  • 6 activities to low-wage regions in the world, the descent of wage, and the increase of the number of temporary jobs. In this situation, the basic belief of the U.S. policy was to stimulate the economic growth and elevate the economic status of all the U.S. citizens. From this standpoint, several important public supports were abolished in order to accelerate the “free” and “equal” competition in society. The introduction of the Personal Responsibility and Work Opportunity Reconciliation Act (PRWORA) in 1996, in particular, is the typical of the neo-liberal approach to “end welfare as we know it”, claimed by President Clinton in 1993. The validity of the installation of the PRWORA is suspected in terms of the improvement of the living conditions of the poor. The PRWORA adopted the Temporary Assistance for Needy Families (TANF), replacing the Aid to Families with Dependent Children (AFDC) and the Job Opportunities and Basic Skills Training (JOBS) programs. The essence of the TANF was the introduction of certain conditions and a lifetime limit to receive public supports.

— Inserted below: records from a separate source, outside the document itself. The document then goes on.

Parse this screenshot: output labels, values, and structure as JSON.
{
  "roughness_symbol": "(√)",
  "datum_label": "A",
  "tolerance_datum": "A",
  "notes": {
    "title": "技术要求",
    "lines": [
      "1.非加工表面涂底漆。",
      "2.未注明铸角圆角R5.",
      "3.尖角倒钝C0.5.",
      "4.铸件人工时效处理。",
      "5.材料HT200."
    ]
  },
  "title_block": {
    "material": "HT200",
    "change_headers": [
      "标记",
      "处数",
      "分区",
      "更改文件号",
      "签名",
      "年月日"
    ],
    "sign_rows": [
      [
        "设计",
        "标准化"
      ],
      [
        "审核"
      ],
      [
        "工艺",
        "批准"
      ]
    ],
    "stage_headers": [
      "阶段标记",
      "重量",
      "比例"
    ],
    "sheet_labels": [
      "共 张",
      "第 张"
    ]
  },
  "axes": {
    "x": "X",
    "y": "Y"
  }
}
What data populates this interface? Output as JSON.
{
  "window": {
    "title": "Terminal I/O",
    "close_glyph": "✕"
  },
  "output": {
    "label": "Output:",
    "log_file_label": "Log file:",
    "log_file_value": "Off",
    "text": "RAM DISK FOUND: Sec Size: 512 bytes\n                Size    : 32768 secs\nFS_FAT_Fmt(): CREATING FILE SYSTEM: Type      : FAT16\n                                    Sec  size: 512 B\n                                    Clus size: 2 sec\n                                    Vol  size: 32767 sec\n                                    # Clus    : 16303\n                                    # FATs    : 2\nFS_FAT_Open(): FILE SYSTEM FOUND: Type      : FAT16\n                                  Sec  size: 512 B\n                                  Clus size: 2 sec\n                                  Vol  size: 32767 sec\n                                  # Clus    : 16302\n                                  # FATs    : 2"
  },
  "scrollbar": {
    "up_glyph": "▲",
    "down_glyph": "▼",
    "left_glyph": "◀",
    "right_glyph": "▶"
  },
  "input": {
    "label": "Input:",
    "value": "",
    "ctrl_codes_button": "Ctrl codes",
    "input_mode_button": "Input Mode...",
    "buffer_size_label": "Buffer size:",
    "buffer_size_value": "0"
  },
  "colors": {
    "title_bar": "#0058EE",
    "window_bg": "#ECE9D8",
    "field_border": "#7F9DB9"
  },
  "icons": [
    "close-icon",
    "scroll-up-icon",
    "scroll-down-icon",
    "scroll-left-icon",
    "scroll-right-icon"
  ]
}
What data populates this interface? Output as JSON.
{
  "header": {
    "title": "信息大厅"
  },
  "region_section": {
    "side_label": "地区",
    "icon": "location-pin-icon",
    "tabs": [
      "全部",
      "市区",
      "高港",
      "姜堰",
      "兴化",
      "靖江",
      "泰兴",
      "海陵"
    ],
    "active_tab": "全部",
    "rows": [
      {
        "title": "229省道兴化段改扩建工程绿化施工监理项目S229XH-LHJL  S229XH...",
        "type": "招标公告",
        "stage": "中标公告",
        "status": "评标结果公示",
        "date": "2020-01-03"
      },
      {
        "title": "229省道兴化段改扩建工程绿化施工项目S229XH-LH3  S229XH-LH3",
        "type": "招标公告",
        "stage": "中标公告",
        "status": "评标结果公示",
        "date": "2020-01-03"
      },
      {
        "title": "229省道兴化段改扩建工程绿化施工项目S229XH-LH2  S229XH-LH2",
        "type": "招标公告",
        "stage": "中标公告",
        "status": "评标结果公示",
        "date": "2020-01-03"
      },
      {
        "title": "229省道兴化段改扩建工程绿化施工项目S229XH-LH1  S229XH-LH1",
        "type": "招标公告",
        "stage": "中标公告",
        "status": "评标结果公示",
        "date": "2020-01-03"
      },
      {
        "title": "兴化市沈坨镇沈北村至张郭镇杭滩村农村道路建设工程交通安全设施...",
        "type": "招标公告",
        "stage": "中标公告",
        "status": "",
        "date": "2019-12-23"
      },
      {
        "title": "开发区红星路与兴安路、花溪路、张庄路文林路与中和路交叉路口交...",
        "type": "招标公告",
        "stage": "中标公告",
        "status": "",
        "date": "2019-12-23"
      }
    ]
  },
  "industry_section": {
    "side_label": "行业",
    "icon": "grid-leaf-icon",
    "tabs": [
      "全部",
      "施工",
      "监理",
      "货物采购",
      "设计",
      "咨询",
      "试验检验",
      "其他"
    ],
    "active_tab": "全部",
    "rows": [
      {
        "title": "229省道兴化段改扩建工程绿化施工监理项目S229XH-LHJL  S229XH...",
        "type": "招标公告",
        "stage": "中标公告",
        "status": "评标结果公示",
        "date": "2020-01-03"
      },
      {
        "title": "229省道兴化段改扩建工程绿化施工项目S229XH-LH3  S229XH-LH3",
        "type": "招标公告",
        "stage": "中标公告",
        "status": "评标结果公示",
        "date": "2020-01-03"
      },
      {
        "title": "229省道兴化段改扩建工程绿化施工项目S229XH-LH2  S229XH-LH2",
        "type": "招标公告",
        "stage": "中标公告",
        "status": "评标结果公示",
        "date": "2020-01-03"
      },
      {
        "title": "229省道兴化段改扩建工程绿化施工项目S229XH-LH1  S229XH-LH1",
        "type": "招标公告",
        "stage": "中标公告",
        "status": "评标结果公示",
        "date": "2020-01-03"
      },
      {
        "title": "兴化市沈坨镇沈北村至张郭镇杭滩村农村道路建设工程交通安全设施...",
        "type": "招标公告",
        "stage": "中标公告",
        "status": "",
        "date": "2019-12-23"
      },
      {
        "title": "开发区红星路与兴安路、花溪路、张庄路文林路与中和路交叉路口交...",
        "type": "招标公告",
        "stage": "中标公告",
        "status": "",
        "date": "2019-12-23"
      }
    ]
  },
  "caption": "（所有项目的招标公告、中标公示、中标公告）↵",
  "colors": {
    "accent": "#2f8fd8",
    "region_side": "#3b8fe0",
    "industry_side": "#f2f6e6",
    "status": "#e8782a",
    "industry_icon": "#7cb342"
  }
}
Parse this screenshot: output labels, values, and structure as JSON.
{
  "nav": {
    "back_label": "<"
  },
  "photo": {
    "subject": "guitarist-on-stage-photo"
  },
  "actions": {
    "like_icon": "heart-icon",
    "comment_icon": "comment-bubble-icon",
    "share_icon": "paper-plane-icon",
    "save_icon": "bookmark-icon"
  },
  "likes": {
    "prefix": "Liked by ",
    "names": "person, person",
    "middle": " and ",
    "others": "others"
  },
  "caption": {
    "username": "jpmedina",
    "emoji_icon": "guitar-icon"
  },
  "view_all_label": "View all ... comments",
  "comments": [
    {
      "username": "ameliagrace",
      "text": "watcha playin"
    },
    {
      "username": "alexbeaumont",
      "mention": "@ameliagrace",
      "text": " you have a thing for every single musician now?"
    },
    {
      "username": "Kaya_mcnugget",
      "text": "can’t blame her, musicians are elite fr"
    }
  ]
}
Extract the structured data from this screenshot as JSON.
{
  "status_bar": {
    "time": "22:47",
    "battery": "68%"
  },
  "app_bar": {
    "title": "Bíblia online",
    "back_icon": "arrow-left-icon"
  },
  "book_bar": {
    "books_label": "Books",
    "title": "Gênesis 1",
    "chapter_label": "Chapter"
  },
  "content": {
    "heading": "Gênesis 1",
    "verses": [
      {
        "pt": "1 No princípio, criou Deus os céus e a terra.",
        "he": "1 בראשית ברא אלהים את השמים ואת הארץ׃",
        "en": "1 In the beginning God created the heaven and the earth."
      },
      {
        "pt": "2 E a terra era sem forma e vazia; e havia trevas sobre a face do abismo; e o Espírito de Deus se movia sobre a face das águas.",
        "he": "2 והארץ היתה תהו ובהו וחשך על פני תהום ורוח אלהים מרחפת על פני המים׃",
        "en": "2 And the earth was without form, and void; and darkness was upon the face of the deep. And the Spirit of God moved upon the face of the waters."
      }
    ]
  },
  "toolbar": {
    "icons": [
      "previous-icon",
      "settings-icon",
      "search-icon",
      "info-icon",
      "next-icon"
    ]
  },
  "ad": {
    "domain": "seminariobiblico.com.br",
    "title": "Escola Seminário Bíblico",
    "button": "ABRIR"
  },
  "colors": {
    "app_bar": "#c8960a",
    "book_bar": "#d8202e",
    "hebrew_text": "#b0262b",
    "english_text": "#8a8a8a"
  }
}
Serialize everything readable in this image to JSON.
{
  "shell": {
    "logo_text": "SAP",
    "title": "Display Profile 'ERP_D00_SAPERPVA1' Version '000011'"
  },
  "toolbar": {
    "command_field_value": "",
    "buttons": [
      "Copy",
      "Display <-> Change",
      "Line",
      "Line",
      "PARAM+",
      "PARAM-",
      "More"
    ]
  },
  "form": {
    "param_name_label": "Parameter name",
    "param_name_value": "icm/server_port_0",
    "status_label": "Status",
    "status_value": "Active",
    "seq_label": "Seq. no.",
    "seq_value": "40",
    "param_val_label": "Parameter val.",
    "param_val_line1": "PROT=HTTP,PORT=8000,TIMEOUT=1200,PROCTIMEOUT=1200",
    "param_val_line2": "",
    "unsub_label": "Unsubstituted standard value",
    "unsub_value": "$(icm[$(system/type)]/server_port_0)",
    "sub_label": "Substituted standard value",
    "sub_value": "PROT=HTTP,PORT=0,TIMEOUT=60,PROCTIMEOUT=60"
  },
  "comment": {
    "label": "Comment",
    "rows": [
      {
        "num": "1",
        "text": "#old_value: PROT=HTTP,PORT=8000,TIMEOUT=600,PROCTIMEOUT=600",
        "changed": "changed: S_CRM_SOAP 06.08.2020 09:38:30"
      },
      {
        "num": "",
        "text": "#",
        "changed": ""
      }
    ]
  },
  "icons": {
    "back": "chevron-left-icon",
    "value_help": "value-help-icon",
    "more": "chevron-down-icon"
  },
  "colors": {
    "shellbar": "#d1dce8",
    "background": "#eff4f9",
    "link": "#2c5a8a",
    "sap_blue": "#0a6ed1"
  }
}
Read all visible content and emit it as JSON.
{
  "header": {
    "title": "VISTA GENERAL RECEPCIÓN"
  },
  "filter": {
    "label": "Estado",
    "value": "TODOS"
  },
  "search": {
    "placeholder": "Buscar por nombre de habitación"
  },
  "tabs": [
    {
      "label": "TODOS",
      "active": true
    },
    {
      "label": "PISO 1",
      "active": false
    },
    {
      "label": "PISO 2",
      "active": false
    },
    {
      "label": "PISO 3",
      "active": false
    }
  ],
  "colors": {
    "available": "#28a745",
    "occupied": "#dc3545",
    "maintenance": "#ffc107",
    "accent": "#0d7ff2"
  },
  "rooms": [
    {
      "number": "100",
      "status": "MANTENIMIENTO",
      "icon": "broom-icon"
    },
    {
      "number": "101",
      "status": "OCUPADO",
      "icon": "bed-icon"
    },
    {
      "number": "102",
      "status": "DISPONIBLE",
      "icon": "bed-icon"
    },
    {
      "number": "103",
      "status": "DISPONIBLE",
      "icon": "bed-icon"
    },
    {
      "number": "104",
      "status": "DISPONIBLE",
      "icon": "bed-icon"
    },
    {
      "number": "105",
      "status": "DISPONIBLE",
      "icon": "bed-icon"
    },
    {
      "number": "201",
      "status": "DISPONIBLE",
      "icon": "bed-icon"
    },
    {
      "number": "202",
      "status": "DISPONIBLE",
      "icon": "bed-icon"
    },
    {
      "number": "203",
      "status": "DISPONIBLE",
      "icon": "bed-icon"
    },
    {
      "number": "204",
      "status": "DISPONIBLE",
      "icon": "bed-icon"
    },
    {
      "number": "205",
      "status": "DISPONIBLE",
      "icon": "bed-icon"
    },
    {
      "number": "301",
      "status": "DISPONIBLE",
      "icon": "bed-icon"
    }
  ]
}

In addition, legal immigrants cannot receive important public supports including the Medicaid, food stamps, cash assistance, and so on under the PRWORA structure. Therefore, more and more people were obliged to live without enough public protections against sudden lay-offs, substantial cuts of workers’ benefits, and the severe working conditions. It is easy to foresee that such immigrants had more difficulty in finding a new job once they lost one, because they cannot receive enough support necessary to find one. As a result, they are more vulnerable to the social conditions. By this means, the economic polarization has been intensified by the economic policy favoring the free market and by the abolition of important social safety nets. The structure of poverty is thus unprecedentedly fixed. Indeed, the PRWORA instantaneously succeeded in reducing the welfare cost. However, the deterioration of the living conditions of quite a few people in society will result in the rapid and unprecedented increase of the total number of people who must rely on the public support.